- The Calamares installer is one of my favorite Linux installers.
- Simple advance Pulse routing.
- This will allow you to create new syncs and reroute I/O.
- Nothing to compile but you will have to open a terminal and run a script to install it.
- Guessing this acts a bit like Voicemeter on Windows.
- Heeeeey! A fairly GUI to create virtual sinks/sources in Pulse.
- Can we ensure it works with Pipewire too?
- Cool, now we can easily add push to talk sound effects through our mics while playing games like Windows users can.
- Ubuntu has been framed!
- No really, Ubuntu Frame is an Ubuntu Linux Distro for the Internet of Things, but specifically aimed at digital signage and kiosks.
- Ubuntu Frame makes it easy to build and deploy graphical applications for interactive kiosks, digital signage, or any other products that require a graphical output.
- Ubuntu Frame also comes with an integrated Direct Rendering Manager (DRM) and Kernel Mode Setting (KMS), to back up displays.
- Along with Ubuntu Core Linux, which is also used for IoT projects, Ubuntu Frame is supported for 10 years.
- Not Linux strictly speaking, but certainly neat.
- It’s a customOS for your Texas Instruments z80-based calculators.
- I left mine in Portugal, last I heard my little brother used it through university.
- My TI-30 from the 70’s is too old to run this, but it looks like a more modern Texas Instruments graphing calculator with a z80 CPU will be in my eBay cart soon!
- And to play Doom, Mario and Tetris on!
- Well that doesn’t surprise me a bit, the best thing about Windows 11 is Linux!
- You still need bare metal Linux to run a LAMP or LEMP server to communicate with other systems on the network.
- Jim Salter sums it up nicely and states that WSLg in Windows 11:
- “does eliminate a lot of pain points for fellow Linux users “trapped” in Windows-land at work, as well as offering the easiest way possible for newbies to get their feet wet and try new things.”
- wsl –install with no further arguments gets you Hyper-V and the other underpinnings of WSL, along with the current version of Ubuntu.

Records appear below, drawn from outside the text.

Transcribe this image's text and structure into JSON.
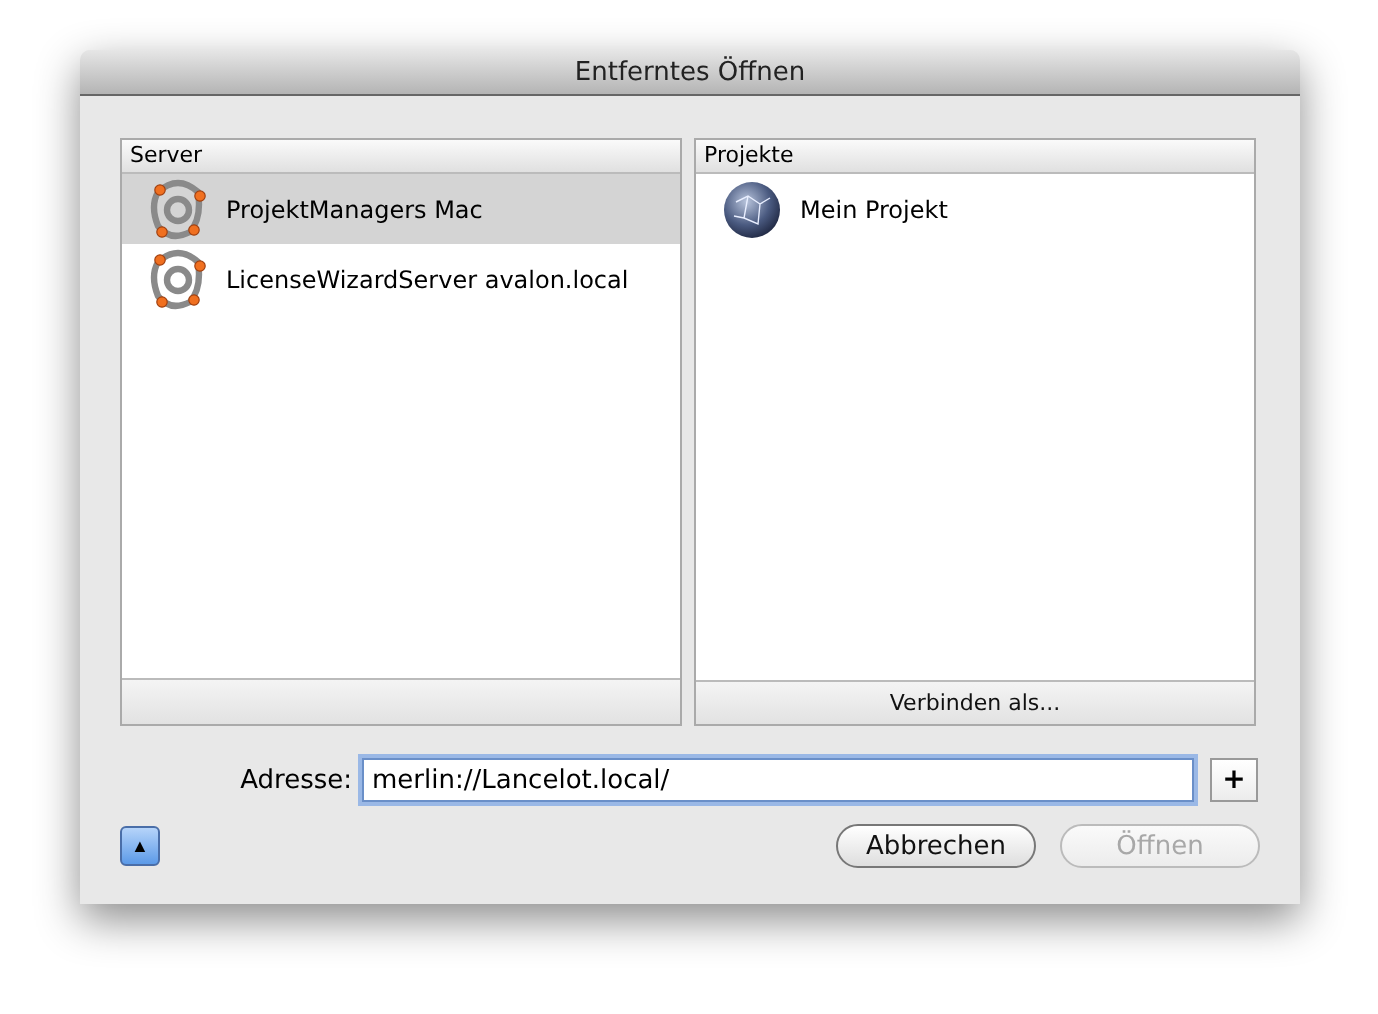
{
  "window": {
    "title": "Entferntes Öffnen"
  },
  "server_list": {
    "header": "Server",
    "items": [
      {
        "label": "ProjektManagers Mac",
        "selected": true
      },
      {
        "label": "LicenseWizardServer avalon.local",
        "selected": false
      }
    ]
  },
  "project_list": {
    "header": "Projekte",
    "items": [
      {
        "label": "Mein Projekt",
        "selected": false
      }
    ],
    "footer_button": "Verbinden als..."
  },
  "address": {
    "label": "Adresse:",
    "value": "merlin://Lancelot.local/",
    "add_button": "+"
  },
  "disclosure_button": "▲",
  "buttons": [
    {
      "label": "Abbrechen",
      "disabled": false
    },
    {
      "label": "Öffnen",
      "disabled": true
    }
  ]
}
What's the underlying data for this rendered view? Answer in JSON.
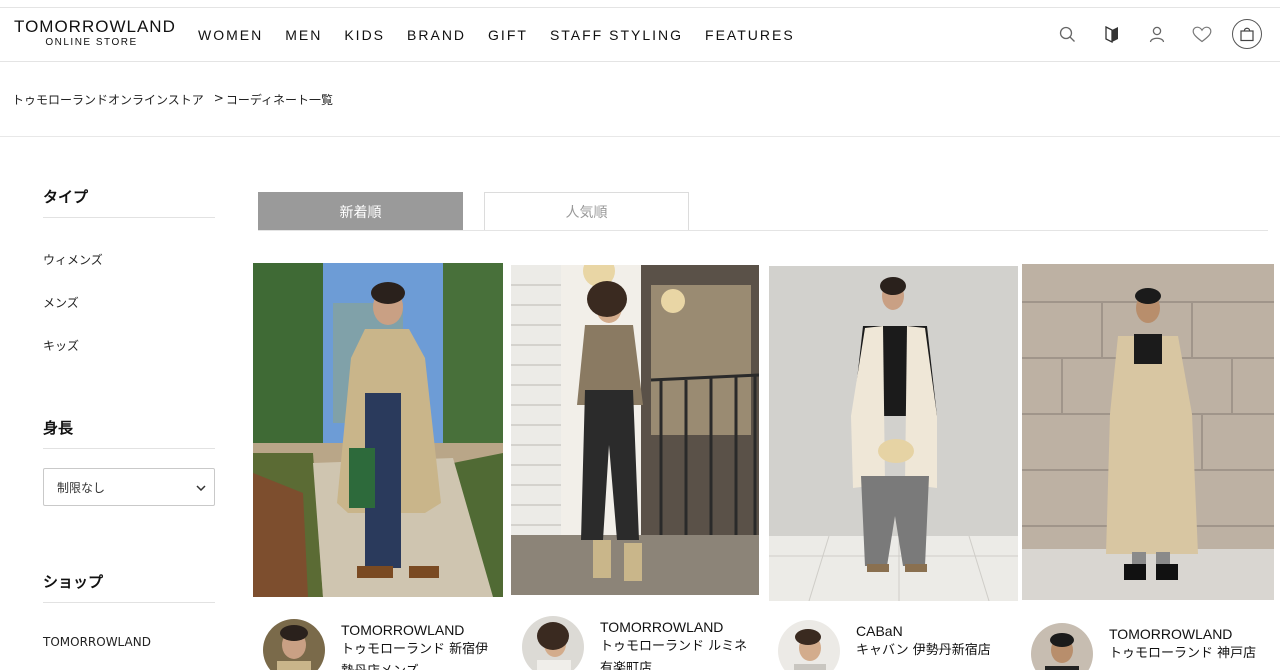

- Installing a second distribution doesn’t uninstall the first.
- WSL now supports graphics and sound so Windows users might be able to get audio working on Linux.
- It’s using Wayland so thar might be dragons.
Slice of Pi
- This tutorial certainly seems easier, and a lot less tedious, then following the Linux From Scratch instructions. ;-)
- DIY Pi “firmware”.
- These kinds of projects tend to not get much attention until someone figures out how to do something really neat, then everyone starts paying attention.
- I’m hoping someone will figure out some new and interesting way to mess around with a Pi.
- Bash frontend for RPiPlay with an easier syntax… maybe?
- I don’t know.